The environmental indicator measures chosen represent easily obtainable indicators of risk, but are not necessarily causal themselves. Other designs are needed to test whether the associations are due to causal risk effects [48
]. Nevertheless ascertaining such indicators of risk may be advantageous when identifying high risk subgroups of ADHD children, as well as providing a starting point for research attempting to find more proximal, causal risk factors. The majority of our sample (90%) were male and so these findings may not translate to females (although re-analysis our data with the exclusion of females did not alter our findings). Similarly, this is a clinical sample and so findings may not be generalised to individuals within the community who would meet diagnostic criteria for ADHD.
Finally, there may be a genetic link between our indicators of environmental risk and our phenotypic measures. For example, maternal smoking during pregnancy and child ADHD or conduct disorder behaviour; antisocial or ADHD mothers may be more likely to smoke during pregnancy (indeed there is extensive literature linking substance use and conduct problems e.g. [49

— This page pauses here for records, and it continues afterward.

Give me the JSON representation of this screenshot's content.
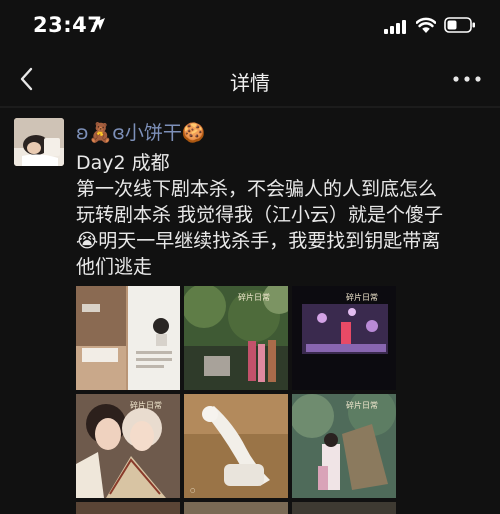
{
  "status_bar": {
    "time": "23:47"
  },
  "nav": {
    "title": "详情"
  },
  "post": {
    "author": "ʚ🧸ɞ小饼干🍪",
    "lines": [
      "Day2 成都",
      "第一次线下剧本杀，不会骗人的人到底怎么",
      "玩转剧本杀  我觉得我（江小云）就是个傻子",
      "😭明天一早继续找杀手，我要找到钥匙带离",
      "他们逃走"
    ],
    "photo_caption": "碎片日常"
  },
  "icons": {
    "location": "location-arrow-icon",
    "signal": "cellular-signal-icon",
    "wifi": "wifi-icon",
    "battery": "battery-icon",
    "back": "chevron-left-icon",
    "more": "more-dots-icon"
  }
}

]) and pass genetic risk for such behaviours to their child, regardless of their smoking behaviour. Unfortunately, we do not have data on the mothers of these children (for example psychiatric diagnoses, personality measures or IQ) and so the design of this study cannot distinguish between genetically and environmentally medicated risks. However, twin studies have indicated that maternal smoking during pregnancy has a significant environmental effect on ADHD symptoms, over and above any genetic effects [51
], whilst in our previous work, we have not found any specific gene variants to be associated with both maternal smoking during pregnancy and childhood ADHD [52
]. Similarly, there is some evidence to suggest that social class is associated with genes which influence Verbal IQ [53
]. Although verbal IQ was included as a covariate in our analyses where relevant, the possibility that genetic factors are influencing the role of social class on hyperactive-impulsive and conduct disorder symptoms cannot be ruled out.